One of the first things the new government will take a call on when Parliament convenes for the monsoon session is the Yash Pal committees final report — part of the unfinished agenda of the last UPA regime — on the renovation and rejuvenation of higher education in the country. The stress on reforms comes at a time when the rampant proliferation of universities can be matched only by a widespread lack of employability skills among graduates.
If we go by numbers, India has the third largest higher education system in the world — after China and the US — with 413 universities and 20,667 colleges as of 2008. The countrys pool of university graduates is 1.5 times the size of Chinas and twice that of the US, writes Infosys chief mentor N.R. Narayana Murthy in his recently released book A Better India, A Better World. In his book he also mentions that despite its vast network of universities and colleges, India has failed to create a world-class higher education system. More importantly, according to a Confederation of Indian Industry (CII) report, only 25 per cent of technical graduates and 15 per cent of other graduates can be readily employed in the telecommunications, banking, retail, healthcare and information technology sectors.
How can we employ people when they have low technical knowledge, asks Som Mittal, president, National Association of Software and Service Companies (Nasscom). As much as 30 per cent of labour cost is anyway spent on training people, he adds.
The lack of employable skills of graduating students is a concern shared by academia as well. Education should not be developed, it should be acquired and created, says scientist and educationist Yash Pal. If fresh graduates do not have industry knowledge, its because of dated curricula and indifferent teaching. As a result, students have little conceptual understanding of the subjects they graduate in.
Another important reason, according to educationist Samar Bagchi, is our continued emphasis on rote learning. This begins right at the school level and continues till the time a student starts working, he adds. Rote learning can get students top marks but discourages both conceptual understanding and original thinking. It could be the reason why so few worthwhile inventions or research papers have been produced in India in recent years.

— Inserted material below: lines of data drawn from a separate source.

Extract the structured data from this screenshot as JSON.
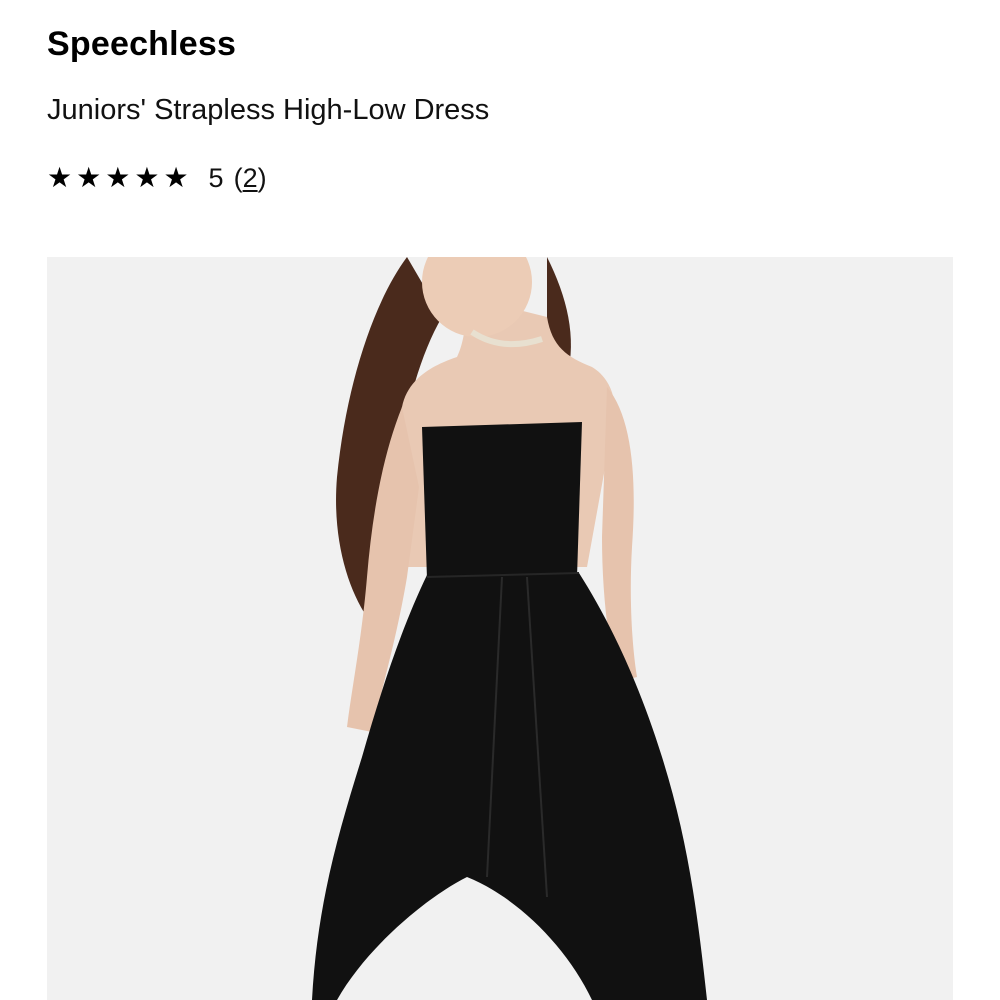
{
  "product": {
    "brand": "Speechless",
    "title": "Juniors' Strapless High-Low Dress",
    "rating": {
      "stars": 5,
      "value_label": "5",
      "count_open": "(",
      "count": "2",
      "count_close": ")"
    },
    "image": {
      "alt": "Juniors' Strapless High-Low Dress",
      "background_color": "#f1f1f1",
      "dress_color": "#111111"
    }
  }
}
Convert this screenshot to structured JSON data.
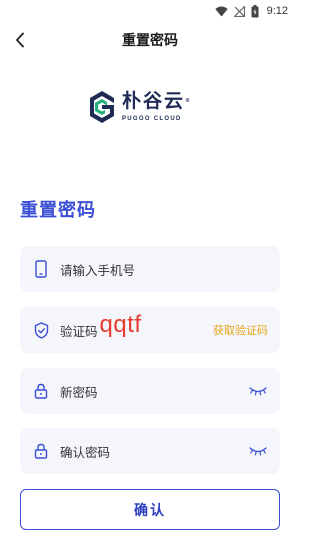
{
  "status_bar": {
    "time": "9:12"
  },
  "header": {
    "title": "重置密码"
  },
  "logo": {
    "cn": "朴谷云",
    "reg": "®",
    "en": "PUGOO CLOUD"
  },
  "form": {
    "heading": "重置密码",
    "phone": {
      "placeholder": "请输入手机号"
    },
    "code": {
      "placeholder": "验证码",
      "handwritten_value": "qqtf",
      "get_code_label": "获取验证码"
    },
    "new_password": {
      "placeholder": "新密码"
    },
    "confirm_password": {
      "placeholder": "确认密码"
    },
    "submit_label": "确认"
  },
  "colors": {
    "accent": "#3b4fd6",
    "link": "#e6a417",
    "field_bg": "#f4f6fc",
    "handwrite": "#e63b2e"
  }
}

Deepak Pental, vice-chancellor of Delhi University, thinks that another reason we turn out graduates unsuitable for the ever-evolving industry is that the curriculum is not revised at regular intervals. Lack of training for faculty, poor infrastructure and no absolute autonomy compounds the problem, adds B.B. Bhattacharya, economist and vice-chancellor, Jawaharlal Nehru University, New Delhi. The solution, suggests Pental, lies in the introduction of a semester system. The semester system will ensure that the curriculum is updated regularly and learning is more project-based, he says. In other words, students will get a practical grounding, which will also increase their employability quotient. Students need to undergo industrial training so that they get practical exposure, agrees Mittal.
Also, the best of students are not keen on teaching owing to the poor pay, a problem that the government is trying to address by offering college faculty members a substantial raise. Still, it will be a long time before the higher pay leads to the induction of better senior faculty. V Indresan, former director, Indian Institute of Technology, Chennai, suggests that all PhD students be asked to do a short teaching stint before they begin their thesis. Those that enjoy the experience will definitely take up teaching as a career, ensuring more quality faculty. According to Bhattacharya, infrastructure development in universities should be given top priority.
If we want our educational institutions to be of global standards, we must provide full autonomy to them, says Indresan. That point is reiterated in the interim Yashpal report as well as in Murthys book. Too much of a top-down approach will hamper the development of an institution, says Bagchi.
The Yash Pal committee has pointed to low teaching standards, a divide between research bodies and universities, the undermining of undergraduate education, and multiplicity of regulators as factors hindering our education system. It has also put on record its worry about the increasing number of deemed universities operating without proper infrastructure.
The report has suggested having universities that teach all disciplines to both undergraduate and postgraduate students. We need to have multidisciplinary universities that can allow students to broaden their knowledge base, says Yash Pal while talking about having science, management, technology and humanities under one roof. If this suggestion gets the nod, a student whos learning technology can pursue music or theatre alongside.
Wanted: single regulator
But the suggestion that has generated the most controversy is one that argues for creation of an all-encompassing higher education council, making bodies such as the University Grants Commission (UGC), All India Council for Technical Education (AICTE) and Medical Council of India (MCI) redundant. Incidentally, the Sam Pitroda-headed Knowledge Commission had also recommended that a single independent regulator replace the multiplicity of governing bodies in higher education. That was a recommendation that the human resources development ministry chose to ignore.
Hopefully, with the Prime Minister taking an interest in the matter, the Yash Pal committee report will meet a different fate.
1) Vocational education should be brought into the mainstream so that students get skill-based training
2) The rampant conferring of deemed university status needs to be checked
3) Regular faculty training should be made compulsory
4) Faculty members should have published papers in international journals
5) Students in undergraduate programmes should be allowed subject mobility